The Trump administration may be attacking the right to vote (and attacking Lewis – remember this?), but the congressman and civil rights icon has not remained silent.

On his 80th birthday, here are 10 times Congressman Lewis has spoken truth to power during the Trump administration:

1. When he testified against Jeff Sessions’ attorney general nomination (read his written testimony here).

“It doesn’t matter how Senator Sessions may smile, how friendly he may be, how he may speak to you, but we need someone who’s going to stand up, speak up, and speak out for the people that need help. For the people who’ve been discriminated against. And it doesn’t matter whether they are Black or White, Latino, Asian American, or Native American. Whether they’re straight or gay, Muslim, Christian, or Jews. We all live in the same house. The American house. We need someone as Attorney General who’s going to look out for all of us. Not just for some of us.”

2. When he stood up for LGBTQ equality before the House vote on the Equality Act.

3. When he called out the leaders of Trump’s voting commission for having “a history, a long history, of making it harder…for people to participate in the democractic process.”

4. When he called on the House to pass the Voting Rights Advancement Act (H.R. 4) to fully restore the Voting Rights Act of 1965.

5. When he spoke out against Republican efforts to repeal the Affordable Care Act.

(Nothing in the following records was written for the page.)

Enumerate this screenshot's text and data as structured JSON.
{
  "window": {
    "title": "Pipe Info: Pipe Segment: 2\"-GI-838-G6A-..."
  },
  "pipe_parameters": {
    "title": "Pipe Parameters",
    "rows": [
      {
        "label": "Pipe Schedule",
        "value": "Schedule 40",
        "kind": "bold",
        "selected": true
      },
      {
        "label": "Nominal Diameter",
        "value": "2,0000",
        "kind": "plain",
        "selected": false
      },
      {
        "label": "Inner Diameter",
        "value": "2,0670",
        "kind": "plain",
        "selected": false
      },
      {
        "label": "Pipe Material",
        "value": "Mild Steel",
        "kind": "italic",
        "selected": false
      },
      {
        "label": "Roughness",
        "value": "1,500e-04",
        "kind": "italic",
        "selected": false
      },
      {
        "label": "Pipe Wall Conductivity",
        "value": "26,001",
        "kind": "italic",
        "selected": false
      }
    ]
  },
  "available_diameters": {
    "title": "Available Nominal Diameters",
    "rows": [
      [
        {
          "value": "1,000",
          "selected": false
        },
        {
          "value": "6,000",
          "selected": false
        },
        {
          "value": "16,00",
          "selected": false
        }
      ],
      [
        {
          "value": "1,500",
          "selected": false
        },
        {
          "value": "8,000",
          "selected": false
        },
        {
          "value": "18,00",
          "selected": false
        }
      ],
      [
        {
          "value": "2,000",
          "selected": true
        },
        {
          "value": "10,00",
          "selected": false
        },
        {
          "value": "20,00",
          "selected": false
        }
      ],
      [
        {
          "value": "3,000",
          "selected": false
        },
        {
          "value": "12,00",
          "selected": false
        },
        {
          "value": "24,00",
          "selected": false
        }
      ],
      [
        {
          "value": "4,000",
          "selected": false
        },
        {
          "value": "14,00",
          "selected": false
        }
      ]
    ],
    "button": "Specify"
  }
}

I fought too hard and too long to back down now. I will fight any bill that turns the clock back to a darker time….I will fight every day, every hour, every minute, and every second. I oppose this deal with every breath and every bone in my body. We must not give up. We cannot. I will not give in. Not today, not tomorrow, and never, ever. On this bill there is only one option, and that option is to vote ‘no’. We can do better, Mr. Speaker. We must do better. Vote ‘no’ on this bill.”

6. When he spoke on the House floor in support of the For the People Act (H.R. 1).

7. When he defended Reps. Ocasio-Cortez, Pressley, Omar, and Tlaib against the president’s attacks.

“We heard this during the 60s when little children were trying to desegregate schools, when we were trying to desegregate lunch counters and restaurants, when we were trying to get the right to vote – to go back. We’re not going back. We’re here to stay. What he said, and what he continues to say, is racist. It is racism. You cannot hide it. You cannot sweep it under the American rug.”

8. When he powerfully urged people to vote on Election Day 2018.

9. When he criticized the president for calling some African nations “sh*thole countries.”

“I think the words and his actions tend to speak like one who knows something about being a racist. It must be in his DNA, in his makeup, but it’s frightening to have someone in the office of the president in 2018 speaking the way that he’s speaking. We’ve come too far, we’ve made too much progress, to go back, to fan the flames of racism and bigotry.”

10. When he told his colleagues that “we have a mission and a mandate to be on the right side of history” before the House impeachment vote.